* [About this task]
Where a line in the entries below contains the word "同时符合", it counts; give the total by itself.

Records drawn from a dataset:
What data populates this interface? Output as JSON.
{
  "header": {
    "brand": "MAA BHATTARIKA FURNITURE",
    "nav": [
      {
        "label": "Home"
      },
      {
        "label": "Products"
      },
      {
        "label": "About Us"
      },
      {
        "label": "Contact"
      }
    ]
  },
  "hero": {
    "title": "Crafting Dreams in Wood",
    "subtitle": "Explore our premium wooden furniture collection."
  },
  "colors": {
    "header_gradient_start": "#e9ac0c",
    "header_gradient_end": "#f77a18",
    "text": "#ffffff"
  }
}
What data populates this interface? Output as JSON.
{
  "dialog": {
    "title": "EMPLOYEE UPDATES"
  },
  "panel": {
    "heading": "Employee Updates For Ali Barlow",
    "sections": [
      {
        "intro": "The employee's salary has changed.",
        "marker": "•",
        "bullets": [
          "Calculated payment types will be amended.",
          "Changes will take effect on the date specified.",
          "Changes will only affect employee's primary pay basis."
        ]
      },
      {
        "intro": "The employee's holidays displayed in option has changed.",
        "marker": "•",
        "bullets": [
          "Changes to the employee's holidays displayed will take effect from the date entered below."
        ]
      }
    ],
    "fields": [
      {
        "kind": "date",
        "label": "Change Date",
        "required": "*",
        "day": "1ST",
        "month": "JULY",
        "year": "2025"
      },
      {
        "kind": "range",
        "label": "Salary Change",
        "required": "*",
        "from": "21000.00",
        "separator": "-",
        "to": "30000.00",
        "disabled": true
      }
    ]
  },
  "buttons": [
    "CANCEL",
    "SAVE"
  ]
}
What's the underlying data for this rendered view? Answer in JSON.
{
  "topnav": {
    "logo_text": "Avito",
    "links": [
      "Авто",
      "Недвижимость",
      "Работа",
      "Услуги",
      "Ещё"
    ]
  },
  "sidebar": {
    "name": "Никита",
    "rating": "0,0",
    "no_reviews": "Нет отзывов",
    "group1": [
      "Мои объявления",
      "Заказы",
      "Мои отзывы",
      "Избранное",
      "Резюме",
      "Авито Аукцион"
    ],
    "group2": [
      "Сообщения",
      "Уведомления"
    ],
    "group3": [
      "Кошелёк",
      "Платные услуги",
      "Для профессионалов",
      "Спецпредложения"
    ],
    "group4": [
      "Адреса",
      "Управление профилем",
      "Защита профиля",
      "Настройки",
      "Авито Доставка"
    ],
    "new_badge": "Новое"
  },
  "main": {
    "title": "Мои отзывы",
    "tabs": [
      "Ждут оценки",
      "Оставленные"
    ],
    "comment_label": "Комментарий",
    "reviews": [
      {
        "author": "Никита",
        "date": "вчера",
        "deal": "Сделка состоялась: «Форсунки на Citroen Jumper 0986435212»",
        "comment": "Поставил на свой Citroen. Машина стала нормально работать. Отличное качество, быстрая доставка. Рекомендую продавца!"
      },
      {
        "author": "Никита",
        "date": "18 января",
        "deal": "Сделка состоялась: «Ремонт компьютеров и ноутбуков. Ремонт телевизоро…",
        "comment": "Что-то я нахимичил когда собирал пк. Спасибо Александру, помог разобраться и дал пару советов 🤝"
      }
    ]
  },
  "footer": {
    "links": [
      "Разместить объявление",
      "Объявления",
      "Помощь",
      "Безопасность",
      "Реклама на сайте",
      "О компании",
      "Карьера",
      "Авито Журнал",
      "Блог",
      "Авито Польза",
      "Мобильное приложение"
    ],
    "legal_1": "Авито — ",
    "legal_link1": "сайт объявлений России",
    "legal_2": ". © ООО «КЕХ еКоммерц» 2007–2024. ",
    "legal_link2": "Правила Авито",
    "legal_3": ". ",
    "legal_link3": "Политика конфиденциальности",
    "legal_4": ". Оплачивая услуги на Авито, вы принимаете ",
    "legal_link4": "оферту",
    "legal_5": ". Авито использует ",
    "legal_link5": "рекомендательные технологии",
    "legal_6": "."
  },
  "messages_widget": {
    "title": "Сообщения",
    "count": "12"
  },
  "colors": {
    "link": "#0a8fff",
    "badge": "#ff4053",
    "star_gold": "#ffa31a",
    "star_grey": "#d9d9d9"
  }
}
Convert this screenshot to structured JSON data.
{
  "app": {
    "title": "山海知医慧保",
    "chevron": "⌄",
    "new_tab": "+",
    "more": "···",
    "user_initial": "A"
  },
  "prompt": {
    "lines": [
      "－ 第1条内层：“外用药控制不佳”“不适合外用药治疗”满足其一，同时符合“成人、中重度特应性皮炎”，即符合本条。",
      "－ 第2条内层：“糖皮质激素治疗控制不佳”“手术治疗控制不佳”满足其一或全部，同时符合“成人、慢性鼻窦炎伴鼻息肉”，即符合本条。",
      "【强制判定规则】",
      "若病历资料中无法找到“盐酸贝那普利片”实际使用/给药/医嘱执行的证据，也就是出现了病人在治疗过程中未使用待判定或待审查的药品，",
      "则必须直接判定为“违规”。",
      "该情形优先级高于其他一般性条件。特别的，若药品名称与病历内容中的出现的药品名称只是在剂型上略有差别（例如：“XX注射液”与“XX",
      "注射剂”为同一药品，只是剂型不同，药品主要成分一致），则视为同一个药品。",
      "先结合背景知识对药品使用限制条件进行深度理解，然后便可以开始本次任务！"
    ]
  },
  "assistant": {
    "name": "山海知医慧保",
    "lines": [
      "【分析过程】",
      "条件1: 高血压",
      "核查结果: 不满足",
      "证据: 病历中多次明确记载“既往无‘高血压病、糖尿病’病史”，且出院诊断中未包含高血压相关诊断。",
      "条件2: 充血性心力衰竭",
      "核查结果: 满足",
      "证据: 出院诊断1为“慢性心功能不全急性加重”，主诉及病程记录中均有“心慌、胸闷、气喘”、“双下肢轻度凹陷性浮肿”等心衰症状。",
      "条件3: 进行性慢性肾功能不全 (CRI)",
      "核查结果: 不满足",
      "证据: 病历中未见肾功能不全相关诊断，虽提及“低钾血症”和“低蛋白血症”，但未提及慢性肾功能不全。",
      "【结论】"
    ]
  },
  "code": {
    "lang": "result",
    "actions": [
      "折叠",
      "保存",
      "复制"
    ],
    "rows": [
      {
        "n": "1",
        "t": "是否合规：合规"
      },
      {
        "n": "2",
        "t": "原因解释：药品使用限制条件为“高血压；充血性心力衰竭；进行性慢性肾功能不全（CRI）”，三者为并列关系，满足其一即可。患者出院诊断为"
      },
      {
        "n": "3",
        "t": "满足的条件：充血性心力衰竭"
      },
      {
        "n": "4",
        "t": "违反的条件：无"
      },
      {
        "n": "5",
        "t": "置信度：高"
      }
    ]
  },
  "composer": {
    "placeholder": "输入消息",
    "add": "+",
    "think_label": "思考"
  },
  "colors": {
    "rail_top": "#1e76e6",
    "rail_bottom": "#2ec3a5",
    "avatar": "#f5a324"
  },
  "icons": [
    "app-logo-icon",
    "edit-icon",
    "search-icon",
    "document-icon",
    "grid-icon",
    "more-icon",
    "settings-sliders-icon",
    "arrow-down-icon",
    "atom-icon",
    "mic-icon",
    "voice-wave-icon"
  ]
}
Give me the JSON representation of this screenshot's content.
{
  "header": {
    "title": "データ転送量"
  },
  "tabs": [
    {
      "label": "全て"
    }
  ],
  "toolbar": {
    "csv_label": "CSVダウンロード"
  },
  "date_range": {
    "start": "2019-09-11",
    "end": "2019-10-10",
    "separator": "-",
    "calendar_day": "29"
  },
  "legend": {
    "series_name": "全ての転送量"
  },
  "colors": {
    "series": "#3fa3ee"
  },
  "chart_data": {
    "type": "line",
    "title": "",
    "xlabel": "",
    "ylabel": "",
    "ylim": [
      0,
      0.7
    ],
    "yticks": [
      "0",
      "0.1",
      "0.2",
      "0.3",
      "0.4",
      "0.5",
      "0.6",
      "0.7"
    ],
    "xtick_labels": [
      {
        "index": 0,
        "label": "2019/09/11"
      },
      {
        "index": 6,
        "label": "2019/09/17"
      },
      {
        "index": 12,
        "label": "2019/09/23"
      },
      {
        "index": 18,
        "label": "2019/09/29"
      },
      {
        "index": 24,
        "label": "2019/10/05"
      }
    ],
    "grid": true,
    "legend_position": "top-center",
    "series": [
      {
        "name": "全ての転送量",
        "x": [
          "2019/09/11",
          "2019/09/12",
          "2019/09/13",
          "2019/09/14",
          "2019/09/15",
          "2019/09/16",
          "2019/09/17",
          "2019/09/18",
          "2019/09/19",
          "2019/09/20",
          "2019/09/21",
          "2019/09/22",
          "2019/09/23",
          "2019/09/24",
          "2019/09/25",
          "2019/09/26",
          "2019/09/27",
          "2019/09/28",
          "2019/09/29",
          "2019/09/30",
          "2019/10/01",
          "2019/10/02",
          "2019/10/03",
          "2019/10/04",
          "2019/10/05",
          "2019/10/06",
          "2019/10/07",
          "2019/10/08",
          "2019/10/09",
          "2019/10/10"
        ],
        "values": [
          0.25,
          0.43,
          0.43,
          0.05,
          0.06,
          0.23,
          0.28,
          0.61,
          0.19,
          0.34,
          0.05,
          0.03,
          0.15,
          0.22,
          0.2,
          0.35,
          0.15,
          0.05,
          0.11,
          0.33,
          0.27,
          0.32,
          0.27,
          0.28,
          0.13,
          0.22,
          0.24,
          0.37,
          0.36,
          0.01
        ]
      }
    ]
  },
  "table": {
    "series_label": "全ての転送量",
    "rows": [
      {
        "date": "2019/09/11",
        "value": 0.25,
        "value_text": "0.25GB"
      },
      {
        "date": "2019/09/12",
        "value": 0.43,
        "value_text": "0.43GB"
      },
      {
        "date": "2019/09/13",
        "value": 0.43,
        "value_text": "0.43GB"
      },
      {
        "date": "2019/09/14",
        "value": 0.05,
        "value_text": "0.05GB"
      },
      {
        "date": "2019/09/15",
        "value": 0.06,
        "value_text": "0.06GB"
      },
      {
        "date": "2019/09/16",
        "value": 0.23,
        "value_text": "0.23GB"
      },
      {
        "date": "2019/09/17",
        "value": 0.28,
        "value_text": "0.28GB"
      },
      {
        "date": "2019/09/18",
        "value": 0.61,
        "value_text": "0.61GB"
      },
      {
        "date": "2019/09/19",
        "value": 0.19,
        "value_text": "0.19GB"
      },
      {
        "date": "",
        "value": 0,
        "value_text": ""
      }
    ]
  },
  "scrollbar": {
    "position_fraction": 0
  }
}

* [Reply to the task]
2